**WHAT YOU NEED TO DO:** Read the records and write them out again exactly.
☆ ☆ ☆
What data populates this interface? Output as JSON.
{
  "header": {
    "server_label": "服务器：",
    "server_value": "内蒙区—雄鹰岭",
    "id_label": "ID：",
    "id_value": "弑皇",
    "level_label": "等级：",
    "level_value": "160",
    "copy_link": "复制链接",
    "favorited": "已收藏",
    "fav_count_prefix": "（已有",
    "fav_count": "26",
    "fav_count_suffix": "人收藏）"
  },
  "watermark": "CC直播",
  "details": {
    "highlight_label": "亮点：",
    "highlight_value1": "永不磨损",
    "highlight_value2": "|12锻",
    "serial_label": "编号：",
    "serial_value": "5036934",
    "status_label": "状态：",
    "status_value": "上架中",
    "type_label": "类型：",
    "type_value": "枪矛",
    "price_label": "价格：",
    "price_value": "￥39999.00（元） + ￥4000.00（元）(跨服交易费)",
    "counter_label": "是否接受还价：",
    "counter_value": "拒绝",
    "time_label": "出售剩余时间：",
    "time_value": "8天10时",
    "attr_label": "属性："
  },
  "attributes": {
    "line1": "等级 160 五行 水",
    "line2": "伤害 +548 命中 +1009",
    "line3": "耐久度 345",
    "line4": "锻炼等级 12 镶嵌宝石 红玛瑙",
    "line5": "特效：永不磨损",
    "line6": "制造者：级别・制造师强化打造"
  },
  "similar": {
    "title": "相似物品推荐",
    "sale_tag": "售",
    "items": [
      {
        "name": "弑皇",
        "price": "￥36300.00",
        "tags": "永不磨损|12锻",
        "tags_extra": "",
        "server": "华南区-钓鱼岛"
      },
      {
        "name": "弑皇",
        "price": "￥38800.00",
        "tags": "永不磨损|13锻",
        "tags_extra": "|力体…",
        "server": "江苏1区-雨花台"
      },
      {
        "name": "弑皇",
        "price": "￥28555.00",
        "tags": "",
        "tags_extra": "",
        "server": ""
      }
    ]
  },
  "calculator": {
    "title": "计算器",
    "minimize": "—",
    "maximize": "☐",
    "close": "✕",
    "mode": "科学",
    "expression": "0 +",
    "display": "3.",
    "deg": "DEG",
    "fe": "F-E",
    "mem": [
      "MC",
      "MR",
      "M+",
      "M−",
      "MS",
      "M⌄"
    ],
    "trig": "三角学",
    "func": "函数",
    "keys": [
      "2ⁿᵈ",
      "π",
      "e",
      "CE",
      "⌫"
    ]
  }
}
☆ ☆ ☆
**EXERCISE ANSWER:**
What data populates this interface? Output as JSON.
{
  "header": {
    "server_label": "服务器：",
    "server_value": "内蒙区—雄鹰岭",
    "id_label": "ID：",
    "id_value": "弑皇",
    "level_label": "等级：",
    "level_value": "160",
    "copy_link": "复制链接",
    "favorited": "已收藏",
    "fav_count_prefix": "（已有",
    "fav_count": "26",
    "fav_count_suffix": "人收藏）"
  },
  "watermark": "CC直播",
  "details": {
    "highlight_label": "亮点：",
    "highlight_value1": "永不磨损",
    "highlight_value2": "|12锻",
    "serial_label": "编号：",
    "serial_value": "5036934",
    "status_label": "状态：",
    "status_value": "上架中",
    "type_label": "类型：",
    "type_value": "枪矛",
    "price_label": "价格：",
    "price_value": "￥39999.00（元） + ￥4000.00（元）(跨服交易费)",
    "counter_label": "是否接受还价：",
    "counter_value": "拒绝",
    "time_label": "出售剩余时间：",
    "time_value": "8天10时",
    "attr_label": "属性："
  },
  "attributes": {
    "line1": "等级 160 五行 水",
    "line2": "伤害 +548 命中 +1009",
    "line3": "耐久度 345",
    "line4": "锻炼等级 12 镶嵌宝石 红玛瑙",
    "line5": "特效：永不磨损",
    "line6": "制造者：级别・制造师强化打造"
  },
  "similar": {
    "title": "相似物品推荐",
    "sale_tag": "售",
    "items": [
      {
        "name": "弑皇",
        "price": "￥36300.00",
        "tags": "永不磨损|12锻",
        "tags_extra": "",
        "server": "华南区-钓鱼岛"
      },
      {
        "name": "弑皇",
        "price": "￥38800.00",
        "tags": "永不磨损|13锻",
        "tags_extra": "|力体…",
        "server": "江苏1区-雨花台"
      },
      {
        "name": "弑皇",
        "price": "￥28555.00",
        "tags": "",
        "tags_extra": "",
        "server": ""
      }
    ]
  },
  "calculator": {
    "title": "计算器",
    "minimize": "—",
    "maximize": "☐",
    "close": "✕",
    "mode": "科学",
    "expression": "0 +",
    "display": "3.",
    "deg": "DEG",
    "fe": "F-E",
    "mem": [
      "MC",
      "MR",
      "M+",
      "M−",
      "MS",
      "M⌄"
    ],
    "trig": "三角学",
    "func": "函数",
    "keys": [
      "2ⁿᵈ",
      "π",
      "e",
      "CE",
      "⌫"
    ]
  }
}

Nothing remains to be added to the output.